* Required action
Where an entry contains an image, skip the image and print the rest exactly.

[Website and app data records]
______

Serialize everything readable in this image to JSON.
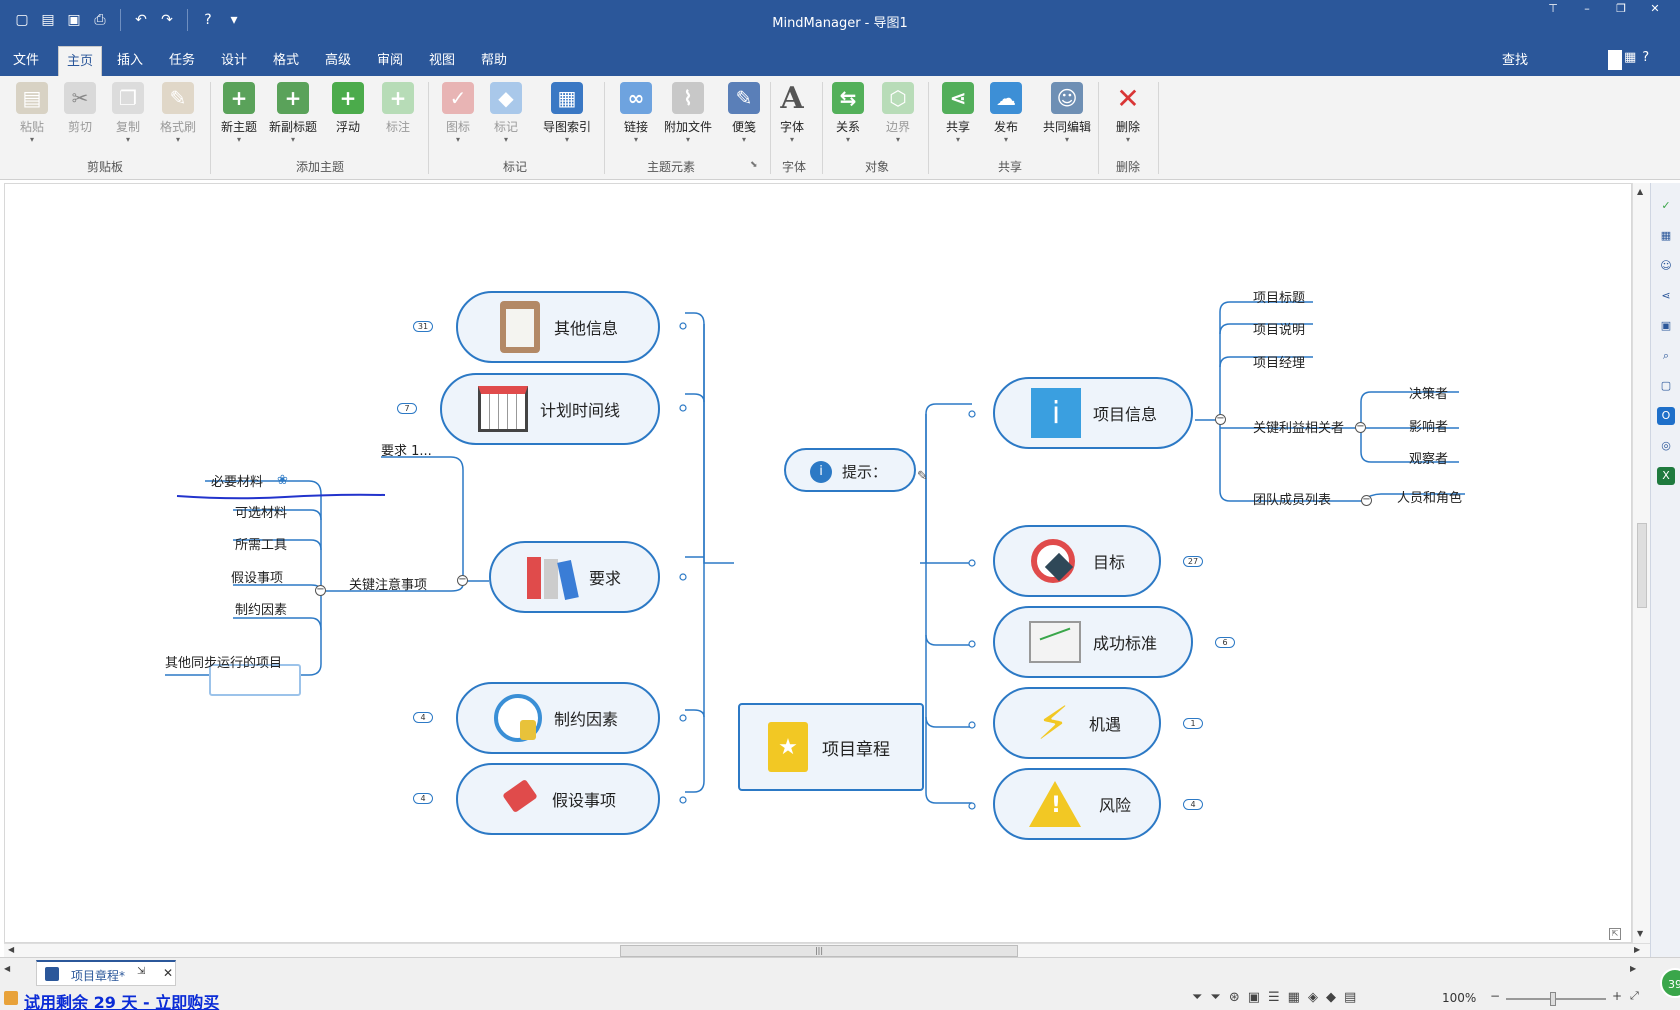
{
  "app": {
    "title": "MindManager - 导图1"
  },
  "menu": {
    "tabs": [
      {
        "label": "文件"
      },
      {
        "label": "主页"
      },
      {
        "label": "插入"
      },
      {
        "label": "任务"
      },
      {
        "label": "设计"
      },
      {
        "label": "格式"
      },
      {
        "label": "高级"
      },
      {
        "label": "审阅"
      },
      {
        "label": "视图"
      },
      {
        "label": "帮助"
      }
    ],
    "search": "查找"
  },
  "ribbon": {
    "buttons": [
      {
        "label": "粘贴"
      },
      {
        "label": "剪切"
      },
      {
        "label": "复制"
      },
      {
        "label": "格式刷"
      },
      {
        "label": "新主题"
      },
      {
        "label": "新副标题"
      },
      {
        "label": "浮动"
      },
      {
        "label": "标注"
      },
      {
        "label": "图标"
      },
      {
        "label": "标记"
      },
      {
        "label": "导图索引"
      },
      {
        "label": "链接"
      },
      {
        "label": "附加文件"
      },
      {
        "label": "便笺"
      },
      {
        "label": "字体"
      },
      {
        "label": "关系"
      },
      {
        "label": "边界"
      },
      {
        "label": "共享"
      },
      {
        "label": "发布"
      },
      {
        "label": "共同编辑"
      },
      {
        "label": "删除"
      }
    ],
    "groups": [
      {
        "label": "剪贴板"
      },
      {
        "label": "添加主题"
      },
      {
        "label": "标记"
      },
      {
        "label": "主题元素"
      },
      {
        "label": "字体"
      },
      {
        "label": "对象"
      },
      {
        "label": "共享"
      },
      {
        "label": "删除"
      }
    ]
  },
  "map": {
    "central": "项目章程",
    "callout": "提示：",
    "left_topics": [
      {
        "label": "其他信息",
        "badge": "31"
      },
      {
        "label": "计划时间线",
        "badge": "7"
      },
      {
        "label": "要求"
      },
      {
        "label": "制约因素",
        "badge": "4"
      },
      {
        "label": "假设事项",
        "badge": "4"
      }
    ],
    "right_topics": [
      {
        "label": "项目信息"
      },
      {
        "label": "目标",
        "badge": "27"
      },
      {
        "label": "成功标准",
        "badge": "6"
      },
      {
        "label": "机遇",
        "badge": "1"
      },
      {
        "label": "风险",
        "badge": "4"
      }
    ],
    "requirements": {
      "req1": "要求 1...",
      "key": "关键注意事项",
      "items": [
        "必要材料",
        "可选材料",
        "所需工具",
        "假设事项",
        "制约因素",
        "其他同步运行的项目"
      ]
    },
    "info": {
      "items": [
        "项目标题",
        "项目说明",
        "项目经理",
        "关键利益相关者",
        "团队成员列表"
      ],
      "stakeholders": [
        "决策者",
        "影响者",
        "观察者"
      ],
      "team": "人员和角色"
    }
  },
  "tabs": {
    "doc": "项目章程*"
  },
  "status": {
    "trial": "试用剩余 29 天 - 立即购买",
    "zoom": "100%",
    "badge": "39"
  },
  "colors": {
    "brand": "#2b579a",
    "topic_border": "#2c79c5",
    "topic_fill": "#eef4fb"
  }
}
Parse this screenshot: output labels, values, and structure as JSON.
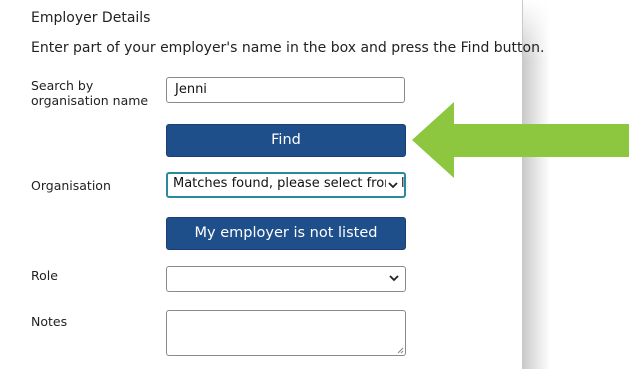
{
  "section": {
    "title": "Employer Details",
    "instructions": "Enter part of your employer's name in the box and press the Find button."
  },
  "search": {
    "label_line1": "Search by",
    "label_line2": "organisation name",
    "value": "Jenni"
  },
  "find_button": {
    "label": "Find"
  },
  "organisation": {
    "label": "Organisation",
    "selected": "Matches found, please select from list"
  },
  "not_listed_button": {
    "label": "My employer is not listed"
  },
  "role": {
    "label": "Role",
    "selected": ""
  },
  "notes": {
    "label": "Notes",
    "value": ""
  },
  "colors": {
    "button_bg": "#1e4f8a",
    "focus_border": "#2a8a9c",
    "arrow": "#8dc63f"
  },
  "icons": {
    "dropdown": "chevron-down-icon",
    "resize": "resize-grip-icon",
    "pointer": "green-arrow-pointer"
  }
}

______

* Expected answer
Serialize everything readable in this image to JSON.
{
  "app": {
    "title": "MindManager - 导图1"
  },
  "menu": {
    "tabs": [
      {
        "label": "文件"
      },
      {
        "label": "主页"
      },
      {
        "label": "插入"
      },
      {
        "label": "任务"
      },
      {
        "label": "设计"
      },
      {
        "label": "格式"
      },
      {
        "label": "高级"
      },
      {
        "label": "审阅"
      },
      {
        "label": "视图"
      },
      {
        "label": "帮助"
      }
    ],
    "search": "查找"
  },
  "ribbon": {
    "buttons": [
      {
        "label": "粘贴"
      },
      {
        "label": "剪切"
      },
      {
        "label": "复制"
      },
      {
        "label": "格式刷"
      },
      {
        "label": "新主题"
      },
      {
        "label": "新副标题"
      },
      {
        "label": "浮动"
      },
      {
        "label": "标注"
      },
      {
        "label": "图标"
      },
      {
        "label": "标记"
      },
      {
        "label": "导图索引"
      },
      {
        "label": "链接"
      },
      {
        "label": "附加文件"
      },
      {
        "label": "便笺"
      },
      {
        "label": "字体"
      },
      {
        "label": "关系"
      },
      {
        "label": "边界"
      },
      {
        "label": "共享"
      },
      {
        "label": "发布"
      },
      {
        "label": "共同编辑"
      },
      {
        "label": "删除"
      }
    ],
    "groups": [
      {
        "label": "剪贴板"
      },
      {
        "label": "添加主题"
      },
      {
        "label": "标记"
      },
      {
        "label": "主题元素"
      },
      {
        "label": "字体"
      },
      {
        "label": "对象"
      },
      {
        "label": "共享"
      },
      {
        "label": "删除"
      }
    ]
  },
  "map": {
    "central": "项目章程",
    "callout": "提示：",
    "left_topics": [
      {
        "label": "其他信息",
        "badge": "31"
      },
      {
        "label": "计划时间线",
        "badge": "7"
      },
      {
        "label": "要求"
      },
      {
        "label": "制约因素",
        "badge": "4"
      },
      {
        "label": "假设事项",
        "badge": "4"
      }
    ],
    "right_topics": [
      {
        "label": "项目信息"
      },
      {
        "label": "目标",
        "badge": "27"
      },
      {
        "label": "成功标准",
        "badge": "6"
      },
      {
        "label": "机遇",
        "badge": "1"
      },
      {
        "label": "风险",
        "badge": "4"
      }
    ],
    "requirements": {
      "req1": "要求 1...",
      "key": "关键注意事项",
      "items": [
        "必要材料",
        "可选材料",
        "所需工具",
        "假设事项",
        "制约因素",
        "其他同步运行的项目"
      ]
    },
    "info": {
      "items": [
        "项目标题",
        "项目说明",
        "项目经理",
        "关键利益相关者",
        "团队成员列表"
      ],
      "stakeholders": [
        "决策者",
        "影响者",
        "观察者"
      ],
      "team": "人员和角色"
    }
  },
  "tabs": {
    "doc": "项目章程*"
  },
  "status": {
    "trial": "试用剩余 29 天 - 立即购买",
    "zoom": "100%",
    "badge": "39"
  },
  "colors": {
    "brand": "#2b579a",
    "topic_border": "#2c79c5",
    "topic_fill": "#eef4fb"
  }
}
Parse this screenshot: output labels, values, and structure as JSON.
{
  "section": {
    "title": "Employer Details",
    "instructions": "Enter part of your employer's name in the box and press the Find button."
  },
  "search": {
    "label_line1": "Search by",
    "label_line2": "organisation name",
    "value": "Jenni"
  },
  "find_button": {
    "label": "Find"
  },
  "organisation": {
    "label": "Organisation",
    "selected": "Matches found, please select from list"
  },
  "not_listed_button": {
    "label": "My employer is not listed"
  },
  "role": {
    "label": "Role",
    "selected": ""
  },
  "notes": {
    "label": "Notes",
    "value": ""
  },
  "colors": {
    "button_bg": "#1e4f8a",
    "focus_border": "#2a8a9c",
    "arrow": "#8dc63f"
  },
  "icons": {
    "dropdown": "chevron-down-icon",
    "resize": "resize-grip-icon",
    "pointer": "green-arrow-pointer"
  }
}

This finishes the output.